__What is expected__: Please copy out each line of the entries in which "Mode" appears.

Page and application data records:
....
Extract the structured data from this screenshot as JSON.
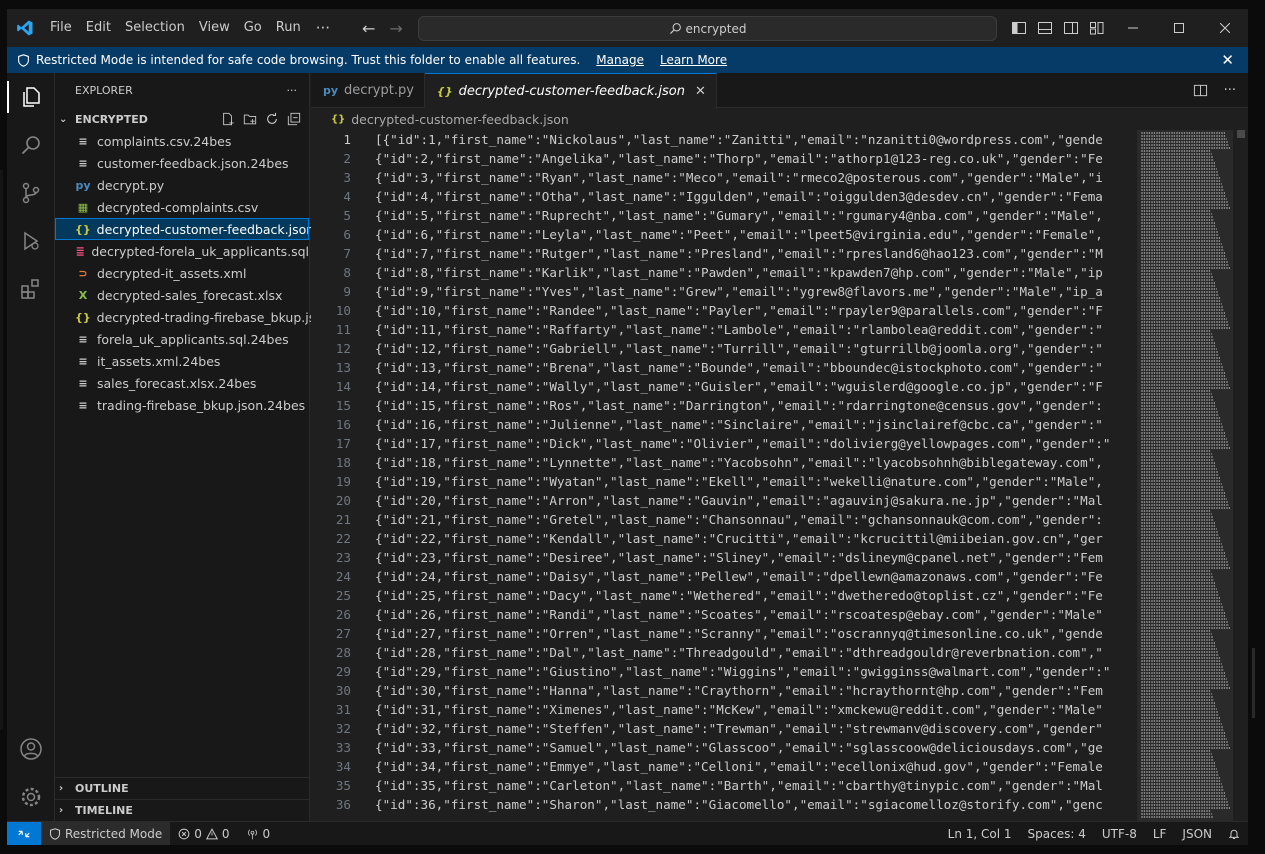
{
  "titlebar": {
    "menu": [
      "File",
      "Edit",
      "Selection",
      "View",
      "Go",
      "Run"
    ],
    "more": "···",
    "search_text": "encrypted"
  },
  "banner": {
    "text": "Restricted Mode is intended for safe code browsing. Trust this folder to enable all features.",
    "manage": "Manage",
    "learn_more": "Learn More"
  },
  "sidebar": {
    "title": "EXPLORER",
    "more": "···",
    "folder": "ENCRYPTED",
    "files": [
      {
        "name": "complaints.csv.24bes",
        "icon": "≡",
        "color": "#cccccc"
      },
      {
        "name": "customer-feedback.json.24bes",
        "icon": "≡",
        "color": "#cccccc"
      },
      {
        "name": "decrypt.py",
        "icon": "py",
        "color": "#4b8bbe"
      },
      {
        "name": "decrypted-complaints.csv",
        "icon": "▦",
        "color": "#8dc149"
      },
      {
        "name": "decrypted-customer-feedback.json",
        "icon": "{}",
        "color": "#cbcb41"
      },
      {
        "name": "decrypted-forela_uk_applicants.sql",
        "icon": "≣",
        "color": "#f55385"
      },
      {
        "name": "decrypted-it_assets.xml",
        "icon": "⊃",
        "color": "#e37933"
      },
      {
        "name": "decrypted-sales_forecast.xlsx",
        "icon": "X",
        "color": "#8dc149"
      },
      {
        "name": "decrypted-trading-firebase_bkup.json",
        "icon": "{}",
        "color": "#cbcb41"
      },
      {
        "name": "forela_uk_applicants.sql.24bes",
        "icon": "≡",
        "color": "#cccccc"
      },
      {
        "name": "it_assets.xml.24bes",
        "icon": "≡",
        "color": "#cccccc"
      },
      {
        "name": "sales_forecast.xlsx.24bes",
        "icon": "≡",
        "color": "#cccccc"
      },
      {
        "name": "trading-firebase_bkup.json.24bes",
        "icon": "≡",
        "color": "#cccccc"
      }
    ],
    "outline": "OUTLINE",
    "timeline": "TIMELINE"
  },
  "editor": {
    "tabs": [
      {
        "name": "decrypt.py",
        "icon": "py",
        "color": "#4b8bbe",
        "active": false
      },
      {
        "name": "decrypted-customer-feedback.json",
        "icon": "{}",
        "color": "#cbcb41",
        "active": true
      }
    ],
    "breadcrumb": "decrypted-customer-feedback.json",
    "lines": [
      "[{\"id\":1,\"first_name\":\"Nickolaus\",\"last_name\":\"Zanitti\",\"email\":\"nzanitti0@wordpress.com\",\"gende",
      "{\"id\":2,\"first_name\":\"Angelika\",\"last_name\":\"Thorp\",\"email\":\"athorp1@123-reg.co.uk\",\"gender\":\"Fe",
      "{\"id\":3,\"first_name\":\"Ryan\",\"last_name\":\"Meco\",\"email\":\"rmeco2@posterous.com\",\"gender\":\"Male\",\"i",
      "{\"id\":4,\"first_name\":\"Otha\",\"last_name\":\"Iggulden\",\"email\":\"oiggulden3@desdev.cn\",\"gender\":\"Fema",
      "{\"id\":5,\"first_name\":\"Ruprecht\",\"last_name\":\"Gumary\",\"email\":\"rgumary4@nba.com\",\"gender\":\"Male\",",
      "{\"id\":6,\"first_name\":\"Leyla\",\"last_name\":\"Peet\",\"email\":\"lpeet5@virginia.edu\",\"gender\":\"Female\",",
      "{\"id\":7,\"first_name\":\"Rutger\",\"last_name\":\"Presland\",\"email\":\"rpresland6@hao123.com\",\"gender\":\"M",
      "{\"id\":8,\"first_name\":\"Karlik\",\"last_name\":\"Pawden\",\"email\":\"kpawden7@hp.com\",\"gender\":\"Male\",\"ip",
      "{\"id\":9,\"first_name\":\"Yves\",\"last_name\":\"Grew\",\"email\":\"ygrew8@flavors.me\",\"gender\":\"Male\",\"ip_a",
      "{\"id\":10,\"first_name\":\"Randee\",\"last_name\":\"Payler\",\"email\":\"rpayler9@parallels.com\",\"gender\":\"F",
      "{\"id\":11,\"first_name\":\"Raffarty\",\"last_name\":\"Lambole\",\"email\":\"rlambolea@reddit.com\",\"gender\":\"",
      "{\"id\":12,\"first_name\":\"Gabriell\",\"last_name\":\"Turrill\",\"email\":\"gturrillb@joomla.org\",\"gender\":\"",
      "{\"id\":13,\"first_name\":\"Brena\",\"last_name\":\"Bounde\",\"email\":\"bboundec@istockphoto.com\",\"gender\":\"",
      "{\"id\":14,\"first_name\":\"Wally\",\"last_name\":\"Guisler\",\"email\":\"wguislerd@google.co.jp\",\"gender\":\"F",
      "{\"id\":15,\"first_name\":\"Ros\",\"last_name\":\"Darrington\",\"email\":\"rdarringtone@census.gov\",\"gender\":",
      "{\"id\":16,\"first_name\":\"Julienne\",\"last_name\":\"Sinclaire\",\"email\":\"jsinclairef@cbc.ca\",\"gender\":\"",
      "{\"id\":17,\"first_name\":\"Dick\",\"last_name\":\"Olivier\",\"email\":\"dolivierg@yellowpages.com\",\"gender\":\"",
      "{\"id\":18,\"first_name\":\"Lynnette\",\"last_name\":\"Yacobsohn\",\"email\":\"lyacobsohnh@biblegateway.com\",",
      "{\"id\":19,\"first_name\":\"Wyatan\",\"last_name\":\"Ekell\",\"email\":\"wekelli@nature.com\",\"gender\":\"Male\",",
      "{\"id\":20,\"first_name\":\"Arron\",\"last_name\":\"Gauvin\",\"email\":\"agauvinj@sakura.ne.jp\",\"gender\":\"Mal",
      "{\"id\":21,\"first_name\":\"Gretel\",\"last_name\":\"Chansonnau\",\"email\":\"gchansonnauk@com.com\",\"gender\":",
      "{\"id\":22,\"first_name\":\"Kendall\",\"last_name\":\"Crucitti\",\"email\":\"kcrucittil@miibeian.gov.cn\",\"ger",
      "{\"id\":23,\"first_name\":\"Desiree\",\"last_name\":\"Sliney\",\"email\":\"dslineym@cpanel.net\",\"gender\":\"Fem",
      "{\"id\":24,\"first_name\":\"Daisy\",\"last_name\":\"Pellew\",\"email\":\"dpellewn@amazonaws.com\",\"gender\":\"Fe",
      "{\"id\":25,\"first_name\":\"Dacy\",\"last_name\":\"Wethered\",\"email\":\"dwetheredo@toplist.cz\",\"gender\":\"Fe",
      "{\"id\":26,\"first_name\":\"Randi\",\"last_name\":\"Scoates\",\"email\":\"rscoatesp@ebay.com\",\"gender\":\"Male\"",
      "{\"id\":27,\"first_name\":\"Orren\",\"last_name\":\"Scranny\",\"email\":\"oscrannyq@timesonline.co.uk\",\"gende",
      "{\"id\":28,\"first_name\":\"Dal\",\"last_name\":\"Threadgould\",\"email\":\"dthreadgouldr@reverbnation.com\",\"",
      "{\"id\":29,\"first_name\":\"Giustino\",\"last_name\":\"Wiggins\",\"email\":\"gwigginss@walmart.com\",\"gender\":\"",
      "{\"id\":30,\"first_name\":\"Hanna\",\"last_name\":\"Craythorn\",\"email\":\"hcraythornt@hp.com\",\"gender\":\"Fem",
      "{\"id\":31,\"first_name\":\"Ximenes\",\"last_name\":\"McKew\",\"email\":\"xmckewu@reddit.com\",\"gender\":\"Male\"",
      "{\"id\":32,\"first_name\":\"Steffen\",\"last_name\":\"Trewman\",\"email\":\"strewmanv@discovery.com\",\"gender\"",
      "{\"id\":33,\"first_name\":\"Samuel\",\"last_name\":\"Glasscoo\",\"email\":\"sglasscoow@deliciousdays.com\",\"ge",
      "{\"id\":34,\"first_name\":\"Emmye\",\"last_name\":\"Celloni\",\"email\":\"ecellonix@hud.gov\",\"gender\":\"Female",
      "{\"id\":35,\"first_name\":\"Carleton\",\"last_name\":\"Barth\",\"email\":\"cbarthy@tinypic.com\",\"gender\":\"Mal",
      "{\"id\":36,\"first_name\":\"Sharon\",\"last_name\":\"Giacomello\",\"email\":\"sgiacomelloz@storify.com\",\"genc"
    ]
  },
  "statusbar": {
    "restricted": "Restricted Mode",
    "errors": "0",
    "warnings": "0",
    "ports": "0",
    "position": "Ln 1, Col 1",
    "spaces": "Spaces: 4",
    "encoding": "UTF-8",
    "eol": "LF",
    "language": "JSON"
  },
  "colors": {
    "accent": "#0078d4",
    "banner": "#063b68",
    "json_icon": "#cbcb41"
  }
}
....
__Answer box__:
    "text": "Restricted Mode is intended for safe code browsing. Trust this folder to enable all features.",
    "restricted": "Restricted Mode",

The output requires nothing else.